[<prev] [next>] [<thread-prev] [thread-next>] [day] [month] [year] [list]
Date: Sat, 20 Mar 2010 01:40:02 +0300
From: Solar Designer <solar@...nwall.com>
To: john-users@...ts.openwall.com
Subject: Re: NTLMv2 Challenge/Response Cracking

On Thu, Mar 18, 2010 at 03:34:30PM -0500, jmk wrote:
> I took a look at my john-netntlm.pl script to see why I had set MinLen
> to 1. It looks like I had added a check prior to the incremental run to
> see if the seed password was indeed the actual password. I'm a bit rusty
> on this, since I wrote it 3 years ago, but it looks to me like this
> could be removed if MinLen was indeed set to 0. Unfortunately, this
> doesn't seem to work in practice. 
> 
> I've included a sample config below for a NetLM/NetNTLM password of
> "Abc123". I would think that John would check length 0 first,
> essentially testing "Abc123" and immediately cracking it.
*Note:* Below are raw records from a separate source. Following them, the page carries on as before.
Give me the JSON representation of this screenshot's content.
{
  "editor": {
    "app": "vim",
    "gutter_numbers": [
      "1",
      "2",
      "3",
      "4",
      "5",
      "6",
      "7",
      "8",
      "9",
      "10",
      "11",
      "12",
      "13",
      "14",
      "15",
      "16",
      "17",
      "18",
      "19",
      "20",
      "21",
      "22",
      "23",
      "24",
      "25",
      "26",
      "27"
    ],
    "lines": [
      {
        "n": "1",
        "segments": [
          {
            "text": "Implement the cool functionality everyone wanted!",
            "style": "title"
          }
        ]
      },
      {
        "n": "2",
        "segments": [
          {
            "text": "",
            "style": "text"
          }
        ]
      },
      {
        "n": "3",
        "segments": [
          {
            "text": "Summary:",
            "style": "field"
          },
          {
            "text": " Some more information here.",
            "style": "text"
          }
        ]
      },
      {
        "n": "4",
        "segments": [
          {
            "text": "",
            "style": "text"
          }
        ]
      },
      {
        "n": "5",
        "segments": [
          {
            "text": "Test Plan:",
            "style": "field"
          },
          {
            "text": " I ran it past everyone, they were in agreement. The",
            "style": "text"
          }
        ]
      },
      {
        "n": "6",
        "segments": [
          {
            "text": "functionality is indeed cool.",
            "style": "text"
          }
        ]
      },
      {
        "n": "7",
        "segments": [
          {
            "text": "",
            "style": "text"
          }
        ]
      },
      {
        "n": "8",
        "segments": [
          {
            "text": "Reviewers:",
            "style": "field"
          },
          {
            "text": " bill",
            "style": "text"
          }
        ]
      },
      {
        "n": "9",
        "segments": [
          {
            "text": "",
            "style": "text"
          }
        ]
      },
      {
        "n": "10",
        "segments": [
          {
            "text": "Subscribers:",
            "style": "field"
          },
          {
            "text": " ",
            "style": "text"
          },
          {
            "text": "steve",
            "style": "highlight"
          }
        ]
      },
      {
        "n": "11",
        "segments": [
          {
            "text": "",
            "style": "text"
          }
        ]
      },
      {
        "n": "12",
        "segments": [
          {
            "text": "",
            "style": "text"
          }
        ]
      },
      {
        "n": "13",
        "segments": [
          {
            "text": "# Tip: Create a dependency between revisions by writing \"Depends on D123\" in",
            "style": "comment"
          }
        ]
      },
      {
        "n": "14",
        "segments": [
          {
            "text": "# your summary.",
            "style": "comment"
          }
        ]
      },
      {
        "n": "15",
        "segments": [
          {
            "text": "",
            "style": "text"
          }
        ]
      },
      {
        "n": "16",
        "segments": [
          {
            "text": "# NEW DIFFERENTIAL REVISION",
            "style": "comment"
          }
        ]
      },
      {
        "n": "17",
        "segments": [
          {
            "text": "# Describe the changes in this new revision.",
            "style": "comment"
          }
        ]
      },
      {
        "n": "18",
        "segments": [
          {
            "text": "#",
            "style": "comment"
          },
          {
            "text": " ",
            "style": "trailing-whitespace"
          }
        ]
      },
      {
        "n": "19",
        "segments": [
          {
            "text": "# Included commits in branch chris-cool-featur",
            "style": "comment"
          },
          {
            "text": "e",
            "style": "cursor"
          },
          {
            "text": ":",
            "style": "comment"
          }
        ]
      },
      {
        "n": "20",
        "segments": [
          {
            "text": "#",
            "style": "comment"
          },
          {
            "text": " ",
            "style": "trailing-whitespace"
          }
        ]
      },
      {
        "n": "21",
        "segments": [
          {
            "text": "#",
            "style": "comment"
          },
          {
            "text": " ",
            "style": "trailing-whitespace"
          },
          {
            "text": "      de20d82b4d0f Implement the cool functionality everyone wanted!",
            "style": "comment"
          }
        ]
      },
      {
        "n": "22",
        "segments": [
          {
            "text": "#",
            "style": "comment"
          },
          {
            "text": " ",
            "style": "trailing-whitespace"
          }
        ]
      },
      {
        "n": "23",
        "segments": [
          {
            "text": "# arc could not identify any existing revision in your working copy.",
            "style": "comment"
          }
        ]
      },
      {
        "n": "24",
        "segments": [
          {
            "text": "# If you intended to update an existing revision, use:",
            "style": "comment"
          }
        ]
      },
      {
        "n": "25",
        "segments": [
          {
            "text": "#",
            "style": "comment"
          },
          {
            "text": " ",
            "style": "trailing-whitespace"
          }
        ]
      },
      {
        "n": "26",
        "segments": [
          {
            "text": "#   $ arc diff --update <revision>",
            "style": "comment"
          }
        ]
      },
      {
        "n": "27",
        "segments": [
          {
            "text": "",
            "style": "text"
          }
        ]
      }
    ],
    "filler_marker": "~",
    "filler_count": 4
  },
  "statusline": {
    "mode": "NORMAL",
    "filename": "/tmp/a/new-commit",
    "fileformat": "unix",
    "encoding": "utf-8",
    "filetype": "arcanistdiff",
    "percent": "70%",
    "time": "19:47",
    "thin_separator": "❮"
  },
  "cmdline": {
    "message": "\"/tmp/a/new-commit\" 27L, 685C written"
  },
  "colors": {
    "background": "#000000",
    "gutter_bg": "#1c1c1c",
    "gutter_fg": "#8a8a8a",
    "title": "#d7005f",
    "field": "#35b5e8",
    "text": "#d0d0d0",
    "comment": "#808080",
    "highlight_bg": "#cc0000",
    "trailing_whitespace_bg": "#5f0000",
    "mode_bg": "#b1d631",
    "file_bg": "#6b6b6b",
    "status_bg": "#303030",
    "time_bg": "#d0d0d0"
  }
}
The reason why this doesn't work is that the code in inc.c tests the
empty string separately, without passing it through an external
filter().  I think I did it this way because filter() was initially
meant to permit/reject candidate passwords rather than alter them, and
when it wants to reject a candidate password it indicates so by emptying
the string.  Since this code actually wanted to test the empty string,
it couldn't use the same convention, so it simply didn't bother to call
filter().  Maybe I should fix this to call filter() but then test the
resulting candidate password regardless of whether it is empty or not.

Thank you for uncovering this little detail!

Here's the code:

		if (!length && !min_length) {
			min_length = 1;
			if (crk_process_key("")) break;
		}

> In the log I see:
> 
> 0:00:00:00 - Lengths 0 to 8, up to 69 different characters
> [snip - testing lengths > 1]
> 0:00:00:00 - Switching to length 1

There's no log line for length 0, yet it is being tested if requested.

Thanks again,

Alexander

Powered by blists - more mailing lists

Your e-mail address:

Confused about mailing lists and their use? Read about mailing lists on Wikipedia and check out these guidelines on proper formatting of your messages.